Prompt:
Within the entries below, find each line containing the word "JSON" and copy it.

Source data:
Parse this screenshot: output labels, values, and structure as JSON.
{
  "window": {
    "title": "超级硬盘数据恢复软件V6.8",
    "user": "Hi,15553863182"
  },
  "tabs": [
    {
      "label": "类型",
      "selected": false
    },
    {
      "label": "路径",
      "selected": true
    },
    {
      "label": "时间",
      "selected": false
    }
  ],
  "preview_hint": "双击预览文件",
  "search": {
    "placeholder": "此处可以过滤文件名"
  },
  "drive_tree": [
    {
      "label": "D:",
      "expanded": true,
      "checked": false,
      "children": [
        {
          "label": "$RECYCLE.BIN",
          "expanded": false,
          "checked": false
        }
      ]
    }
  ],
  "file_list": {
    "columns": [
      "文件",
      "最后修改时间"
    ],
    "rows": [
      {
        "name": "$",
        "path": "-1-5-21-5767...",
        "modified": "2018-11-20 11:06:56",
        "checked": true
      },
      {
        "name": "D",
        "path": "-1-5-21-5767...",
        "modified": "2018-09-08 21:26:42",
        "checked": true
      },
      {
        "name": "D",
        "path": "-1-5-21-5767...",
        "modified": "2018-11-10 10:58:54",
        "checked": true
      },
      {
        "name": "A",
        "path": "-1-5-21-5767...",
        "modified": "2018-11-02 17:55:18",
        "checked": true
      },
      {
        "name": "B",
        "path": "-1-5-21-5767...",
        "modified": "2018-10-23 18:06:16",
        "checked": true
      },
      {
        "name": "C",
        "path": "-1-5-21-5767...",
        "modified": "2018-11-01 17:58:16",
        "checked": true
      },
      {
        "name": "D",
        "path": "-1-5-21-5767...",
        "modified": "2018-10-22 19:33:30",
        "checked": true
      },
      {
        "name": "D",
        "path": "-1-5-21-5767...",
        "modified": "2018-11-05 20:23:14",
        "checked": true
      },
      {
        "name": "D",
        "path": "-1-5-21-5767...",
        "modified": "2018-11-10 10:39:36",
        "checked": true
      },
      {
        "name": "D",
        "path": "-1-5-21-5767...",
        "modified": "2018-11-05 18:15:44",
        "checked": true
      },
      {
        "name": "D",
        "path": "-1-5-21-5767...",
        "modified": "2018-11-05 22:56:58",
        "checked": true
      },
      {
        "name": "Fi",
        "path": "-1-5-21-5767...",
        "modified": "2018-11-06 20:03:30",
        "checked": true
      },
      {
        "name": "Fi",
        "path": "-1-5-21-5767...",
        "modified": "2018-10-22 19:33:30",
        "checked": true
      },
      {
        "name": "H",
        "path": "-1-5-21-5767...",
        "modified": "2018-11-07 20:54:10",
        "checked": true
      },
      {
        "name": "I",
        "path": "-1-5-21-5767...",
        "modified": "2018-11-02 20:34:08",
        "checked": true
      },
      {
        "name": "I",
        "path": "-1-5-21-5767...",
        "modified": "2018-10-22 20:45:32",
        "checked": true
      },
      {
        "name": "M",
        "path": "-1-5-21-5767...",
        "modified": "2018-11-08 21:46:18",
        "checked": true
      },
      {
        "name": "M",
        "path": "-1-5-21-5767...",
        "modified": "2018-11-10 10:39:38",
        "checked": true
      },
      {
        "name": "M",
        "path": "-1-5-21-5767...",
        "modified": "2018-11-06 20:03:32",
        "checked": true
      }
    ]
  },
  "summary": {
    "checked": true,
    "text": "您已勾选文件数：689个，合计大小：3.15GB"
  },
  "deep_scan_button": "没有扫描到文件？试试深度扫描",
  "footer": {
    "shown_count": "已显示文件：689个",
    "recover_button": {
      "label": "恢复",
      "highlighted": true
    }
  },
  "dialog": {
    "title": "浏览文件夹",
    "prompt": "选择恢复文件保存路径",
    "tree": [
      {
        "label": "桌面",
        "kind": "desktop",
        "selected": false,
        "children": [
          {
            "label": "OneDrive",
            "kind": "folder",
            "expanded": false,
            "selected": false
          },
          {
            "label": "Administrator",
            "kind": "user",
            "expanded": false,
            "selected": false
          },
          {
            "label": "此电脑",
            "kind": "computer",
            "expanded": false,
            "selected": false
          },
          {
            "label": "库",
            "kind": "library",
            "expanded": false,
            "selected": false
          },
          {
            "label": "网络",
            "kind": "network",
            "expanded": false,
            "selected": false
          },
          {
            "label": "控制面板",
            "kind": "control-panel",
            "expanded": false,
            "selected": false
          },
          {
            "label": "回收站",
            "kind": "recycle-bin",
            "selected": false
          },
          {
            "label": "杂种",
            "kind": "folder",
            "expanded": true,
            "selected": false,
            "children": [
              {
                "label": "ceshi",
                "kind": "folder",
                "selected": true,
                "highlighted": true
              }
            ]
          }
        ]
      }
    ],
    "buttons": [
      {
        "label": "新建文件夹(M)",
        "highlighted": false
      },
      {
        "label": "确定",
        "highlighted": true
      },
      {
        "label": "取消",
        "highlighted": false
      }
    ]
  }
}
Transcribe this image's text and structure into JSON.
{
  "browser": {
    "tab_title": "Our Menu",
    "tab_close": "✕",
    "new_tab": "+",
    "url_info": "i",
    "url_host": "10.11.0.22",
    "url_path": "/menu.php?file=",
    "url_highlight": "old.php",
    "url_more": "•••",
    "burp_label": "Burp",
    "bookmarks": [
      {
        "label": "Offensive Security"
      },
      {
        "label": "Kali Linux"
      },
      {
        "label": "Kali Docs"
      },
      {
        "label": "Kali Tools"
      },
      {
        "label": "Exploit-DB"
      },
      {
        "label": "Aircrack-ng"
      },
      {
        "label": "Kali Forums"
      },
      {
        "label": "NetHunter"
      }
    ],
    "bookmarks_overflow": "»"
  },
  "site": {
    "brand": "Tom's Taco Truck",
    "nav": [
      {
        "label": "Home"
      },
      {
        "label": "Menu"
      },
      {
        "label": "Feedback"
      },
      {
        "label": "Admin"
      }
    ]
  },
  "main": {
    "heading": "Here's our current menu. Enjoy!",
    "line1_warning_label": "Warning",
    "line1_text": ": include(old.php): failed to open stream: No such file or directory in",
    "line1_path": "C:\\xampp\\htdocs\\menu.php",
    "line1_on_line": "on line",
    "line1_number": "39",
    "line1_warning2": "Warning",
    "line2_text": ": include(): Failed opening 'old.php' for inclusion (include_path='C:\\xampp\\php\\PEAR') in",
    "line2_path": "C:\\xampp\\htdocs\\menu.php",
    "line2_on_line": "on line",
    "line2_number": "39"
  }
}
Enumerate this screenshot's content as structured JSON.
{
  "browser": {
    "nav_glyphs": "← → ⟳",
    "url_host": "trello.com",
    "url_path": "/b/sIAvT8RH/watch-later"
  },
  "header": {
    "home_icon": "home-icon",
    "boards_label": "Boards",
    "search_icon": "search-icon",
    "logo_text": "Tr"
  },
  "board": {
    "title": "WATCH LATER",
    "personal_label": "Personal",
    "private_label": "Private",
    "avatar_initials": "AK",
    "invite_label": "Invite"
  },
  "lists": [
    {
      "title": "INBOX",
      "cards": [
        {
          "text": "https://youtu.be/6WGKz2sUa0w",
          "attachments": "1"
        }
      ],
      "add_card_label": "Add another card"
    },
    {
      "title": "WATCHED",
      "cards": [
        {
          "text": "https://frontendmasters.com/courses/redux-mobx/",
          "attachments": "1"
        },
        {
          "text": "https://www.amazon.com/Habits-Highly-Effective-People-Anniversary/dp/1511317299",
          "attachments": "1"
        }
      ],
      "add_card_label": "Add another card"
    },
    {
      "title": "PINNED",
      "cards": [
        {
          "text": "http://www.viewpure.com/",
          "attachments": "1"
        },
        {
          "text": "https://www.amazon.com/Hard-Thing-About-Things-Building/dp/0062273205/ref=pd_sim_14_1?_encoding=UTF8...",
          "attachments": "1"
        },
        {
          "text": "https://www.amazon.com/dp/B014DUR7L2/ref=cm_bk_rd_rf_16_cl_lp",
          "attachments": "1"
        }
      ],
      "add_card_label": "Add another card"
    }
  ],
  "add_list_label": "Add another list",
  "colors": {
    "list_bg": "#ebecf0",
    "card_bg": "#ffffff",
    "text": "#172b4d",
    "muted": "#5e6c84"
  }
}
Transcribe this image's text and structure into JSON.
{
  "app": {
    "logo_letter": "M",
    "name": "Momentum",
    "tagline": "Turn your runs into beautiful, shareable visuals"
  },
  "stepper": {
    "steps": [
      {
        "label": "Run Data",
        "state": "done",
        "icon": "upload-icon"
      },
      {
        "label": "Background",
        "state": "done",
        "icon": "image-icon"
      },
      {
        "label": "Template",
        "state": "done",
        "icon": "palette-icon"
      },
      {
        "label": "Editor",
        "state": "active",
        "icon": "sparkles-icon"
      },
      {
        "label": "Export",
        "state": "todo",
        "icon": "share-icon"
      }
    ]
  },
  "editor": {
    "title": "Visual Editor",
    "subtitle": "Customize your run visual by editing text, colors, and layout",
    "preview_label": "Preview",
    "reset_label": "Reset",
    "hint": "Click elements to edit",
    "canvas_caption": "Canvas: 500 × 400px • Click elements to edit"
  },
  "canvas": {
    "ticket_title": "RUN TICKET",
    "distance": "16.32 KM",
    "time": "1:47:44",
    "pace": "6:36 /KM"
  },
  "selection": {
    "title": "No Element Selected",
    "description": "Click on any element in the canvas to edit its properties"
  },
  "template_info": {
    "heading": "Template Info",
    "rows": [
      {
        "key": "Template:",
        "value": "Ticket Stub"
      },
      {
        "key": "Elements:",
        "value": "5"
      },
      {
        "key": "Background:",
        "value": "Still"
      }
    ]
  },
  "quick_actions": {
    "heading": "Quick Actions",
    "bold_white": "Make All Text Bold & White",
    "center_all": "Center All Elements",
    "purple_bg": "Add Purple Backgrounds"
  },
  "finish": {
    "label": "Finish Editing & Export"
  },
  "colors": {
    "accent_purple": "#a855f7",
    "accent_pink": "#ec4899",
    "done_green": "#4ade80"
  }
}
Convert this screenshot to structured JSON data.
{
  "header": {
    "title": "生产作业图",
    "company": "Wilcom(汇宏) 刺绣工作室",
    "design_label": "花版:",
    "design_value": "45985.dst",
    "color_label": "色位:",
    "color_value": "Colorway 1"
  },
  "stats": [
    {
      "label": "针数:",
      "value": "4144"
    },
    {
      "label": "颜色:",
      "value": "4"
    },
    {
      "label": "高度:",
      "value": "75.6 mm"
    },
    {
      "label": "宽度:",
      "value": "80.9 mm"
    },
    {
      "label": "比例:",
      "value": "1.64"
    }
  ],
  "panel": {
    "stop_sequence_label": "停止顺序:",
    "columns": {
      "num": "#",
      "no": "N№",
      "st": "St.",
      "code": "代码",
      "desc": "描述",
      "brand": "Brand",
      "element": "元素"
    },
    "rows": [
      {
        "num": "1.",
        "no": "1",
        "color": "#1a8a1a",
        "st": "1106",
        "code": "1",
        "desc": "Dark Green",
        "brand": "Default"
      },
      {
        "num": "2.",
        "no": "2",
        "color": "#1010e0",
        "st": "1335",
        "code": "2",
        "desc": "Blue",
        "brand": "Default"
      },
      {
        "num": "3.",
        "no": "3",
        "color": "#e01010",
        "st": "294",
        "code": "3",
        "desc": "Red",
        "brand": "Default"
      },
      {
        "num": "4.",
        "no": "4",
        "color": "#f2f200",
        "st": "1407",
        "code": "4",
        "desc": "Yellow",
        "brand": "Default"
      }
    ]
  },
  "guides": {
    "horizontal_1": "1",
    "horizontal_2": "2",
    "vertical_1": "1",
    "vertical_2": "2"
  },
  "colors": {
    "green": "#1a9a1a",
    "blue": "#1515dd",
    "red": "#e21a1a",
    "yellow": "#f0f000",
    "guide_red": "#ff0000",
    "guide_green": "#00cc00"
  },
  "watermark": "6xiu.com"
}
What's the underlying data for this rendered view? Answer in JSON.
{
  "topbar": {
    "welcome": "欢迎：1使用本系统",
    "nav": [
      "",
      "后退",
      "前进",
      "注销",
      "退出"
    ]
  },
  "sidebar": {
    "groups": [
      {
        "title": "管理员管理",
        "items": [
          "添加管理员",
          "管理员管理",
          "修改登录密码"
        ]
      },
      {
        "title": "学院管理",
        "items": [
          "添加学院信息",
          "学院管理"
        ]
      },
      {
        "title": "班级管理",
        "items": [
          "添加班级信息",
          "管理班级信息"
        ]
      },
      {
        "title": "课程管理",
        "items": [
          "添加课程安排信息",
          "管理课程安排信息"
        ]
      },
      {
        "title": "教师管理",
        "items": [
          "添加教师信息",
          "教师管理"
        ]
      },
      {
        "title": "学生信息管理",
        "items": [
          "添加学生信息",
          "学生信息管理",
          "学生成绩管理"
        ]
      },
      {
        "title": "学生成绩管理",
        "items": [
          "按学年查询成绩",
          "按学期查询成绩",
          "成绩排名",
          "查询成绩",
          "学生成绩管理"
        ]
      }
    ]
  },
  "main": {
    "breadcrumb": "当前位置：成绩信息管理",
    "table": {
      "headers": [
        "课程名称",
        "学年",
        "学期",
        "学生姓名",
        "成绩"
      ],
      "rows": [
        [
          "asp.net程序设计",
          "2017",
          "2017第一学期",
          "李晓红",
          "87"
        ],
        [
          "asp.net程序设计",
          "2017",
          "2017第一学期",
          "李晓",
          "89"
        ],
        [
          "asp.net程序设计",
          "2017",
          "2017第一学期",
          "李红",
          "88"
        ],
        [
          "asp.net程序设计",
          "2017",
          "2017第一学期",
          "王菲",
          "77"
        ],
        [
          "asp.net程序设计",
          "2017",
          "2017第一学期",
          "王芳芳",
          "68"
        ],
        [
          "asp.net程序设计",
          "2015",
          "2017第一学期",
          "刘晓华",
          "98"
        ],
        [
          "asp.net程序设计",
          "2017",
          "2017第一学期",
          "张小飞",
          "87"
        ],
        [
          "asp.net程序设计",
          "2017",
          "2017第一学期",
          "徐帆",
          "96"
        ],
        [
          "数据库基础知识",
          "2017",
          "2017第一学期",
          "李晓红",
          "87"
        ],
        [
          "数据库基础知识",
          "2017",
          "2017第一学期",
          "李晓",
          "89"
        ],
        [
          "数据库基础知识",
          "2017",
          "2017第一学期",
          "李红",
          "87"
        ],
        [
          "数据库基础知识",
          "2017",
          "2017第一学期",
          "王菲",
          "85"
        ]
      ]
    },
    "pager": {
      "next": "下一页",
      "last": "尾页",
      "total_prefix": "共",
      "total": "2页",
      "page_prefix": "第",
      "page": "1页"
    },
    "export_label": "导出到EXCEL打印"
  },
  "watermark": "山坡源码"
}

Result of the exercise:
Parse this screenshot: output labels, values, and structure as JSON.
Transcribe this image's text and structure into JSON.
Enumerate this screenshot's content as structured JSON.
Transcribe this image's text and structure into JSON.
Convert this screenshot to structured JSON data.
What's the underlying data for this rendered view? Answer in JSON.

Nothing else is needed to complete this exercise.